◆ **Problem details**: Where does the string "fill" appear? Copy every line of the entries below that holds it.
BEGIN Records to use
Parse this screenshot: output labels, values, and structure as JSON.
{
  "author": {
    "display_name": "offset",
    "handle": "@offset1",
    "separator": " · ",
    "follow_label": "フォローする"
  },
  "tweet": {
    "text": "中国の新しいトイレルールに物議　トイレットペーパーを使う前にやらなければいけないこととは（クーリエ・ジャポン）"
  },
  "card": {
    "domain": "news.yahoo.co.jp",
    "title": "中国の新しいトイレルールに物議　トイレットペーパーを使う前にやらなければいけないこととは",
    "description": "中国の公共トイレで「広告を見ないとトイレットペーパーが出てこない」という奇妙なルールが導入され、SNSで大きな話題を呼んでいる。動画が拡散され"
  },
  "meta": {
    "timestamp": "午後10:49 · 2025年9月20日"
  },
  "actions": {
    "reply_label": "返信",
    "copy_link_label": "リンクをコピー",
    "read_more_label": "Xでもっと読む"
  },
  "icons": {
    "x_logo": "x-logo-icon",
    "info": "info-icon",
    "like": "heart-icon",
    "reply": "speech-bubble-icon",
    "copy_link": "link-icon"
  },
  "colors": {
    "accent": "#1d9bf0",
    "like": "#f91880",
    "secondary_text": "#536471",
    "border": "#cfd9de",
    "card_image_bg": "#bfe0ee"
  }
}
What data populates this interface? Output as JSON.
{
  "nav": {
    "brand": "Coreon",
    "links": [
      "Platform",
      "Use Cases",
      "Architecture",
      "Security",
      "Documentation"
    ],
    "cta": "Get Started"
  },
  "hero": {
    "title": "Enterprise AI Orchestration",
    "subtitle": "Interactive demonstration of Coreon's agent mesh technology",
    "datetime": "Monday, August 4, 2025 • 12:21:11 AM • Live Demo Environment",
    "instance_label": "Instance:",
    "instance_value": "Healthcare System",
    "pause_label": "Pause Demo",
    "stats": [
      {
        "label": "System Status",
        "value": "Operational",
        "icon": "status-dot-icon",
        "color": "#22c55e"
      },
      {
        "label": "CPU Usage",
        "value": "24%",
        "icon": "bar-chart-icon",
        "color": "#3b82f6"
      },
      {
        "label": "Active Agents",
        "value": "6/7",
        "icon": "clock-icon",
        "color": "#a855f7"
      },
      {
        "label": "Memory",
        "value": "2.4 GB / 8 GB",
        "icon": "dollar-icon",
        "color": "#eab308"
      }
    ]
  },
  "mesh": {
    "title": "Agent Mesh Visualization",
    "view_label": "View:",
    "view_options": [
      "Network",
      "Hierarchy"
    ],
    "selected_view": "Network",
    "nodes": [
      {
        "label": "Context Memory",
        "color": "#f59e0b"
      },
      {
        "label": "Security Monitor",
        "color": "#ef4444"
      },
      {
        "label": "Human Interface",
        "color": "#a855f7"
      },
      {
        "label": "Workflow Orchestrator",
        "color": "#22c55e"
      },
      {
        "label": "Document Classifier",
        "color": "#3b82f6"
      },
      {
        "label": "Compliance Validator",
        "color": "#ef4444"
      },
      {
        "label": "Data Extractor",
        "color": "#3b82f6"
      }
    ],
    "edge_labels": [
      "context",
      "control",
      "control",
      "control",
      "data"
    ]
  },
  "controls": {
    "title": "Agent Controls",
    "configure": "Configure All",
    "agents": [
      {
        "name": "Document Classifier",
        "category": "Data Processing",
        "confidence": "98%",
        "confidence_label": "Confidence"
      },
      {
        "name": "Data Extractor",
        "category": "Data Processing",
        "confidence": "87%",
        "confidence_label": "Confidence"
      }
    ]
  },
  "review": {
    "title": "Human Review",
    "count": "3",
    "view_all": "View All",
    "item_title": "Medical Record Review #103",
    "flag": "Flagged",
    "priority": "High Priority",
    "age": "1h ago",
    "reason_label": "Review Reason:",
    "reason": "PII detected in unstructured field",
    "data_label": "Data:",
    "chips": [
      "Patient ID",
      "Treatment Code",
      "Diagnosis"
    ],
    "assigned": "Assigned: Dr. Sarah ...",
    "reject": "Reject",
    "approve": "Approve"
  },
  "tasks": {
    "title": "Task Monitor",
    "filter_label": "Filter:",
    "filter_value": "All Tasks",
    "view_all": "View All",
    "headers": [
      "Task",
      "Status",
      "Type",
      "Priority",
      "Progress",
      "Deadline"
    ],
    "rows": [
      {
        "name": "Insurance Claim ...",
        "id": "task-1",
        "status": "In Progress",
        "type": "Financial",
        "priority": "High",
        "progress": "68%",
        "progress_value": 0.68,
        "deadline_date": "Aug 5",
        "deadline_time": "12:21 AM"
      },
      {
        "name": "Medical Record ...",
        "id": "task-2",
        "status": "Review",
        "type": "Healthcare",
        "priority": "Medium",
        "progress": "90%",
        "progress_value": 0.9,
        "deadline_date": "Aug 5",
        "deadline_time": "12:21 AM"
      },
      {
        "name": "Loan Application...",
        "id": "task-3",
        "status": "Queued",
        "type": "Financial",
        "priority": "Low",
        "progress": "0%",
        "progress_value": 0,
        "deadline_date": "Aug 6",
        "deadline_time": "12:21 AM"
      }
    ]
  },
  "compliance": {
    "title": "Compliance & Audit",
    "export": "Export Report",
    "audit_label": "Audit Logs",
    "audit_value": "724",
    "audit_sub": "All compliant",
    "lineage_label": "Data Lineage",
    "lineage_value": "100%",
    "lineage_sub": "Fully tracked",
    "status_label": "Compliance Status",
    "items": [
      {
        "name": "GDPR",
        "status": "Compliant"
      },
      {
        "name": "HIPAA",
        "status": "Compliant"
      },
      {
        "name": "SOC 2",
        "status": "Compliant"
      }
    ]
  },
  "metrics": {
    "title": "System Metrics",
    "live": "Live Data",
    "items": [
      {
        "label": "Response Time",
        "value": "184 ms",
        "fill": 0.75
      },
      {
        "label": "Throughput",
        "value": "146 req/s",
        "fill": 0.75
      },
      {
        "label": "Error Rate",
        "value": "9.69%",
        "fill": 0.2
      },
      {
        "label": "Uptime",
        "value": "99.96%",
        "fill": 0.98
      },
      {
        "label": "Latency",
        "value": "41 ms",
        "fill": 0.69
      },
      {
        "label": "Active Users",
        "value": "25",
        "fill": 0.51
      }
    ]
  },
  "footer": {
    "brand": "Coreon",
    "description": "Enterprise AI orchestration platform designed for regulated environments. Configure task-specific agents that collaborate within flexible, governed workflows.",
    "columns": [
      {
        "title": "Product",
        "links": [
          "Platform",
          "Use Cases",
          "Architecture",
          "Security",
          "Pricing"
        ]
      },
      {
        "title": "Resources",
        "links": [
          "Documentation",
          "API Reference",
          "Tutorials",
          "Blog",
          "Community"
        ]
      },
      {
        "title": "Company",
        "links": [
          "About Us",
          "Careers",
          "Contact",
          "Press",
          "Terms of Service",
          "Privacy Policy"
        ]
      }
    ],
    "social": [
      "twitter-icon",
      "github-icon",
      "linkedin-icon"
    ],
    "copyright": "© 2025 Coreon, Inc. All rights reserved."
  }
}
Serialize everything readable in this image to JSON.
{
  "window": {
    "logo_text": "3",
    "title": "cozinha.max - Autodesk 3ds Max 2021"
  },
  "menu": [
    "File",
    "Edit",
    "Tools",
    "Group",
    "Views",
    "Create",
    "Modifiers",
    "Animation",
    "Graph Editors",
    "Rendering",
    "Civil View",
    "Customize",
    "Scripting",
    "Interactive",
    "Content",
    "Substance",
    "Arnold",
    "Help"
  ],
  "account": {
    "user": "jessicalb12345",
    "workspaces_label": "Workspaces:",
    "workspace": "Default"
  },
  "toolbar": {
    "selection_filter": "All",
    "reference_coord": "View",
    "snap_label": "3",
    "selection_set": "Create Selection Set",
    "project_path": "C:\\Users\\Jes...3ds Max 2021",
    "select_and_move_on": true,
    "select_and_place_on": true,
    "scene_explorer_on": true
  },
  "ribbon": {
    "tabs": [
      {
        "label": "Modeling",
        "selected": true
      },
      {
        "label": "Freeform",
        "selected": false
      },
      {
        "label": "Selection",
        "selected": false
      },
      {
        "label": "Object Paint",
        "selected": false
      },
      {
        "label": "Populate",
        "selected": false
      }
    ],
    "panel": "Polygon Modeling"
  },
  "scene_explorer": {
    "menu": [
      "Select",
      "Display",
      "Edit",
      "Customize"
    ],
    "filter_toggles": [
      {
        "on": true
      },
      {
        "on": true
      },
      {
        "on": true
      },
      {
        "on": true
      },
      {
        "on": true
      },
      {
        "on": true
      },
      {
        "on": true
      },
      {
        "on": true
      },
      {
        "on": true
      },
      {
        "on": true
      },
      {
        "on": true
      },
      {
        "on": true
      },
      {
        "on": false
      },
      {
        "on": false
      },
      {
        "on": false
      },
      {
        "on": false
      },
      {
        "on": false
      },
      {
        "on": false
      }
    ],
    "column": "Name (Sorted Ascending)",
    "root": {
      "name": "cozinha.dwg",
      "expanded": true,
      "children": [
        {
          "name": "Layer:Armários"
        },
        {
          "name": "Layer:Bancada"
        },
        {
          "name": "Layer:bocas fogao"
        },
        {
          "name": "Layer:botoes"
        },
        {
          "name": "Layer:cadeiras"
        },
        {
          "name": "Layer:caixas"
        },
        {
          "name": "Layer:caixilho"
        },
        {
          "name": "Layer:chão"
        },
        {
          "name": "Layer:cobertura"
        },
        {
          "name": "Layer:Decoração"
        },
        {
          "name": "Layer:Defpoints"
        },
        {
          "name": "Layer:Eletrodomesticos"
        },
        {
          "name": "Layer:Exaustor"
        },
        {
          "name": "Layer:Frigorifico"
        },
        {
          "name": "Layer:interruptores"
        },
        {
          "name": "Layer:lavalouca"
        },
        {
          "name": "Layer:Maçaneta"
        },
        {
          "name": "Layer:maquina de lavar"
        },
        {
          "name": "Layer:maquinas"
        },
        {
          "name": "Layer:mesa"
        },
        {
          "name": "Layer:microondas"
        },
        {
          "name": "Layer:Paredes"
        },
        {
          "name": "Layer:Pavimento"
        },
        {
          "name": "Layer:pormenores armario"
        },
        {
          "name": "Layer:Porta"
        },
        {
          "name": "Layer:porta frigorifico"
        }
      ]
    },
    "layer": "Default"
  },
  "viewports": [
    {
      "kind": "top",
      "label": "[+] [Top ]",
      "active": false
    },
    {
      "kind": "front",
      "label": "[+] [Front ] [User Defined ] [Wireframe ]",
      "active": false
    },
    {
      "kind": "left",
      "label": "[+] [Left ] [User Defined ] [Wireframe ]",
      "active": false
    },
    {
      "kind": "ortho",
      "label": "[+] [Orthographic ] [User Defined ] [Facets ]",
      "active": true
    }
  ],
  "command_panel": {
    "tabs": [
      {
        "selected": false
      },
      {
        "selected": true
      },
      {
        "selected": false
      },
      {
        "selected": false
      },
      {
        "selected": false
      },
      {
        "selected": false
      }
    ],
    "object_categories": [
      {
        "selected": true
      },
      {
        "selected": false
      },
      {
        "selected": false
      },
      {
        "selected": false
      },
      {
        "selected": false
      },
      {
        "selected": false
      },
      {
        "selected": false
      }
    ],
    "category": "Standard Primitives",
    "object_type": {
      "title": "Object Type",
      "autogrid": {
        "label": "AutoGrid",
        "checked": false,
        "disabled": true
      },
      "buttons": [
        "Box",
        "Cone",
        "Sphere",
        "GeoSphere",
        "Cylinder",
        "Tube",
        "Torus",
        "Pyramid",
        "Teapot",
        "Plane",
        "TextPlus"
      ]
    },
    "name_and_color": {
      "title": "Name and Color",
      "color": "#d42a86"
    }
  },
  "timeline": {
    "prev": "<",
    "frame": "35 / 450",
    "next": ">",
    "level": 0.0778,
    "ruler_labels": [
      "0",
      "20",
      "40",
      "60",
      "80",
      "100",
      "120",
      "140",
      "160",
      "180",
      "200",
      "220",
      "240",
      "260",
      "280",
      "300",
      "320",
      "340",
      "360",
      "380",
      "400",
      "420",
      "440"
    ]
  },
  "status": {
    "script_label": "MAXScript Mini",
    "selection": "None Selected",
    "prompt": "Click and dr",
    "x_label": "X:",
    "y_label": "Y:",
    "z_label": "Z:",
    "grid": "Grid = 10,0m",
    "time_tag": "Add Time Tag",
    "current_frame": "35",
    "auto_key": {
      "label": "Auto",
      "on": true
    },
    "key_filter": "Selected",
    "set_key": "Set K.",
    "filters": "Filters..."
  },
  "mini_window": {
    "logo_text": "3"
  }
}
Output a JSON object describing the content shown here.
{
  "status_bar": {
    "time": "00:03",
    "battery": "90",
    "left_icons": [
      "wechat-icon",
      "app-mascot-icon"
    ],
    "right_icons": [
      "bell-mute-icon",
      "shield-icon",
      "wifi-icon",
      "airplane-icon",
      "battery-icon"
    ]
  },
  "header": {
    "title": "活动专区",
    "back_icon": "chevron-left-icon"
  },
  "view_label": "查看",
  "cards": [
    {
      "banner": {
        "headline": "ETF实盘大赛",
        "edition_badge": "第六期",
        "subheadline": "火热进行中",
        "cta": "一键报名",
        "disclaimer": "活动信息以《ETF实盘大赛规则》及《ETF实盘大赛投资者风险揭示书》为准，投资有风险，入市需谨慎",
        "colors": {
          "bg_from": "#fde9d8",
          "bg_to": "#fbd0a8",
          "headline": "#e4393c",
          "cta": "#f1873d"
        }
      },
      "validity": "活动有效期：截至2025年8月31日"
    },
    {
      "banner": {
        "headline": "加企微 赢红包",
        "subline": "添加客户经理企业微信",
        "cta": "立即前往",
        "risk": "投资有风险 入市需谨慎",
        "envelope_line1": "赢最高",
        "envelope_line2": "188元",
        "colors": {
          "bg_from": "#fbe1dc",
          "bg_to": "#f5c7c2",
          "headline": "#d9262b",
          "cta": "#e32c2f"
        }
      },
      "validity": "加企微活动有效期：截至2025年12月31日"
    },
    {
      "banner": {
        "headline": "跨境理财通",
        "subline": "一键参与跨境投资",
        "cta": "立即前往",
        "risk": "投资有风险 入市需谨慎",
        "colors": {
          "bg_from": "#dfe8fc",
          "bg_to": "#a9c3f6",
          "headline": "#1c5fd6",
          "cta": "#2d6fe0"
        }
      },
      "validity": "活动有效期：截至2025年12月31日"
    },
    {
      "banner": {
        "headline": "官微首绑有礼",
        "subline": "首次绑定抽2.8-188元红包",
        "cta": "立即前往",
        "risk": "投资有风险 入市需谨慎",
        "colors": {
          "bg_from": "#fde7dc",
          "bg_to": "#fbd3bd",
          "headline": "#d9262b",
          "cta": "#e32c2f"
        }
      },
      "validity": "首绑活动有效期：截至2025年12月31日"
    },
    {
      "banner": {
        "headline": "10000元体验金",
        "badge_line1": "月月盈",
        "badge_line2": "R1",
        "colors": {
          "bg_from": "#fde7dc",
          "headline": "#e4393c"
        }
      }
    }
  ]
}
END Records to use
◆ **Written response**:
        "fill": 0.75
        "fill": 0.75
        "fill": 0.2
        "fill": 0.98
        "fill": 0.69
        "fill": 0.51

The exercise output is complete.